** Opening DATA PROVIDED block **

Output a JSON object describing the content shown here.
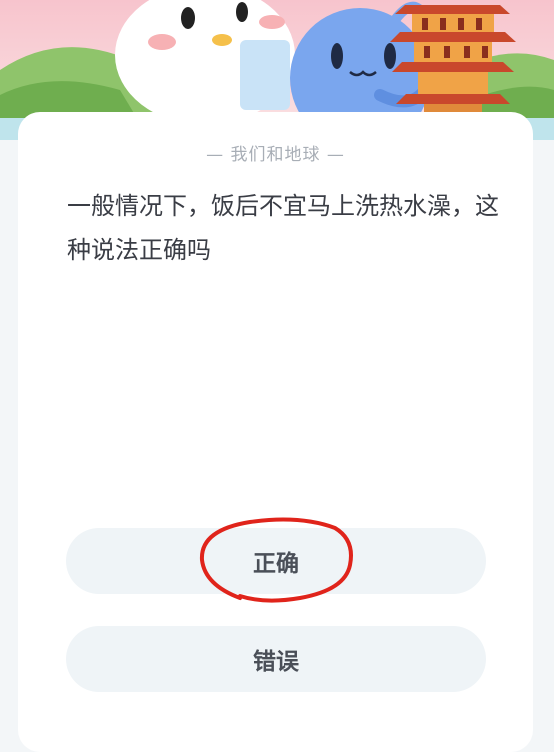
{
  "quiz": {
    "category": "我们和地球",
    "question": "一般情况下，饭后不宜马上洗热水澡，这种说法正确吗",
    "answers": [
      {
        "label": "正确",
        "marked": true
      },
      {
        "label": "错误",
        "marked": false
      }
    ]
  },
  "colors": {
    "annotation": "#e0241b",
    "page_background": "#f3f6f8",
    "button_background": "#eff4f7"
  },
  "icons": {
    "banner_left": "white-penguin-mascot",
    "banner_middle": "blue-creature-mascot",
    "banner_right": "pagoda-tower"
  }
}
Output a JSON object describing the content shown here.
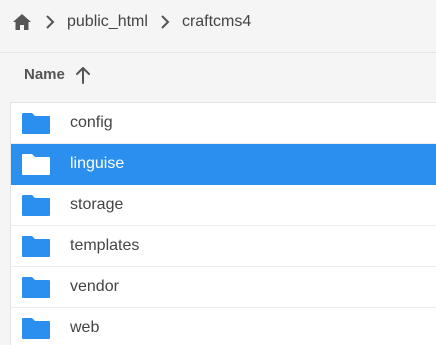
{
  "breadcrumb": {
    "items": [
      "public_html",
      "craftcms4"
    ]
  },
  "header": {
    "name_label": "Name",
    "sort": "ascending"
  },
  "files": [
    {
      "name": "config",
      "type": "folder",
      "selected": false
    },
    {
      "name": "linguise",
      "type": "folder",
      "selected": true
    },
    {
      "name": "storage",
      "type": "folder",
      "selected": false
    },
    {
      "name": "templates",
      "type": "folder",
      "selected": false
    },
    {
      "name": "vendor",
      "type": "folder",
      "selected": false
    },
    {
      "name": "web",
      "type": "folder",
      "selected": false
    }
  ],
  "colors": {
    "accent": "#2b8ff0",
    "folder": "#2b8ff0",
    "folder_selected": "#ffffff",
    "text": "#444444"
  }
}
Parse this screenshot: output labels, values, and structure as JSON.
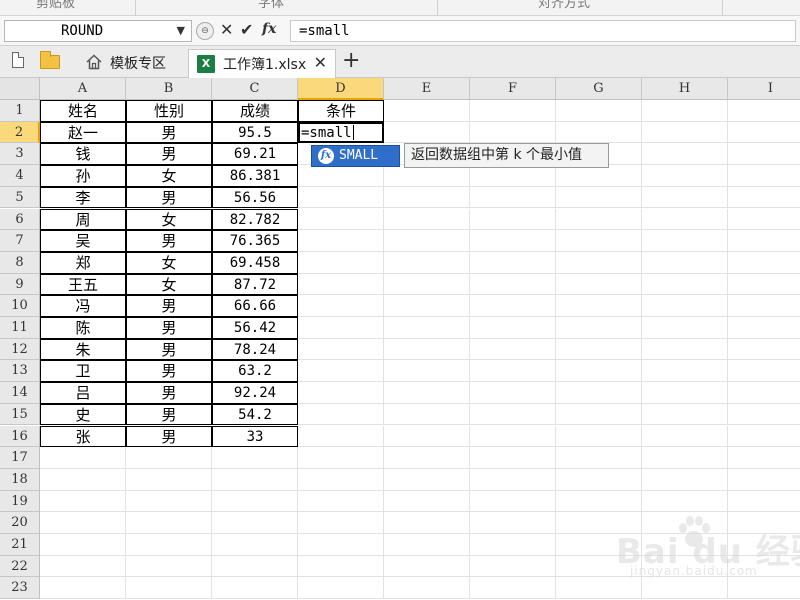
{
  "ribbon": {
    "groups": [
      "剪贴板",
      "字体",
      "对齐方式"
    ]
  },
  "formula_bar": {
    "name_box": "ROUND",
    "formula": "=small",
    "fx_label": "fx"
  },
  "tabs": {
    "template_label": "模板专区",
    "workbook_label": "工作簿1.xlsx",
    "workbook_icon_text": "X"
  },
  "columns": [
    "A",
    "B",
    "C",
    "D",
    "E",
    "F",
    "G",
    "H",
    "I"
  ],
  "rows": [
    "1",
    "2",
    "3",
    "4",
    "5",
    "6",
    "7",
    "8",
    "9",
    "10",
    "11",
    "12",
    "13",
    "14",
    "15",
    "16",
    "17",
    "18",
    "19",
    "20",
    "21",
    "22",
    "23"
  ],
  "table": {
    "headers": [
      "姓名",
      "性别",
      "成绩",
      "条件"
    ],
    "records": [
      [
        "赵一",
        "男",
        "95.5"
      ],
      [
        "钱",
        "男",
        "69.21"
      ],
      [
        "孙",
        "女",
        "86.381"
      ],
      [
        "李",
        "男",
        "56.56"
      ],
      [
        "周",
        "女",
        "82.782"
      ],
      [
        "吴",
        "男",
        "76.365"
      ],
      [
        "郑",
        "女",
        "69.458"
      ],
      [
        "王五",
        "女",
        "87.72"
      ],
      [
        "冯",
        "男",
        "66.66"
      ],
      [
        "陈",
        "男",
        "56.42"
      ],
      [
        "朱",
        "男",
        "78.24"
      ],
      [
        "卫",
        "男",
        "63.2"
      ],
      [
        "吕",
        "男",
        "92.24"
      ],
      [
        "史",
        "男",
        "54.2"
      ],
      [
        "张",
        "男",
        "33"
      ]
    ],
    "active_cell_value": "=small"
  },
  "autocomplete": {
    "function_name": "SMALL",
    "tooltip": "返回数据组中第 k 个最小值"
  },
  "watermark": {
    "main": "Bai du 经验",
    "sub": "jingyan.baidu.com"
  },
  "colors": {
    "active_header": "#f9d97c",
    "autocomplete_bg": "#2f6fc9",
    "excel_green": "#1d7e45"
  }
}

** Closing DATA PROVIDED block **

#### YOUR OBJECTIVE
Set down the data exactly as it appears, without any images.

#### WRITTEN ANSWER
Output a JSON object describing the content shown here.
{
  "quiz": {
    "category": "我们和地球",
    "question": "一般情况下，饭后不宜马上洗热水澡，这种说法正确吗",
    "answers": [
      {
        "label": "正确",
        "marked": true
      },
      {
        "label": "错误",
        "marked": false
      }
    ]
  },
  "colors": {
    "annotation": "#e0241b",
    "page_background": "#f3f6f8",
    "button_background": "#eff4f7"
  },
  "icons": {
    "banner_left": "white-penguin-mascot",
    "banner_middle": "blue-creature-mascot",
    "banner_right": "pagoda-tower"
  }
}
Output a JSON object describing the content shown here.
{
  "breadcrumb": {
    "items": [
      "public_html",
      "craftcms4"
    ]
  },
  "header": {
    "name_label": "Name",
    "sort": "ascending"
  },
  "files": [
    {
      "name": "config",
      "type": "folder",
      "selected": false
    },
    {
      "name": "linguise",
      "type": "folder",
      "selected": true
    },
    {
      "name": "storage",
      "type": "folder",
      "selected": false
    },
    {
      "name": "templates",
      "type": "folder",
      "selected": false
    },
    {
      "name": "vendor",
      "type": "folder",
      "selected": false
    },
    {
      "name": "web",
      "type": "folder",
      "selected": false
    }
  ],
  "colors": {
    "accent": "#2b8ff0",
    "folder": "#2b8ff0",
    "folder_selected": "#ffffff",
    "text": "#444444"
  }
}
Parse this screenshot: output labels, values, and structure as JSON.
{
  "ribbon": {
    "groups": [
      "剪贴板",
      "字体",
      "对齐方式"
    ]
  },
  "formula_bar": {
    "name_box": "ROUND",
    "formula": "=small",
    "fx_label": "fx"
  },
  "tabs": {
    "template_label": "模板专区",
    "workbook_label": "工作簿1.xlsx",
    "workbook_icon_text": "X"
  },
  "columns": [
    "A",
    "B",
    "C",
    "D",
    "E",
    "F",
    "G",
    "H",
    "I"
  ],
  "rows": [
    "1",
    "2",
    "3",
    "4",
    "5",
    "6",
    "7",
    "8",
    "9",
    "10",
    "11",
    "12",
    "13",
    "14",
    "15",
    "16",
    "17",
    "18",
    "19",
    "20",
    "21",
    "22",
    "23"
  ],
  "table": {
    "headers": [
      "姓名",
      "性别",
      "成绩",
      "条件"
    ],
    "records": [
      [
        "赵一",
        "男",
        "95.5"
      ],
      [
        "钱",
        "男",
        "69.21"
      ],
      [
        "孙",
        "女",
        "86.381"
      ],
      [
        "李",
        "男",
        "56.56"
      ],
      [
        "周",
        "女",
        "82.782"
      ],
      [
        "吴",
        "男",
        "76.365"
      ],
      [
        "郑",
        "女",
        "69.458"
      ],
      [
        "王五",
        "女",
        "87.72"
      ],
      [
        "冯",
        "男",
        "66.66"
      ],
      [
        "陈",
        "男",
        "56.42"
      ],
      [
        "朱",
        "男",
        "78.24"
      ],
      [
        "卫",
        "男",
        "63.2"
      ],
      [
        "吕",
        "男",
        "92.24"
      ],
      [
        "史",
        "男",
        "54.2"
      ],
      [
        "张",
        "男",
        "33"
      ]
    ],
    "active_cell_value": "=small"
  },
  "autocomplete": {
    "function_name": "SMALL",
    "tooltip": "返回数据组中第 k 个最小值"
  },
  "watermark": {
    "main": "Bai du 经验",
    "sub": "jingyan.baidu.com"
  },
  "colors": {
    "active_header": "#f9d97c",
    "autocomplete_bg": "#2f6fc9",
    "excel_green": "#1d7e45"
  }
}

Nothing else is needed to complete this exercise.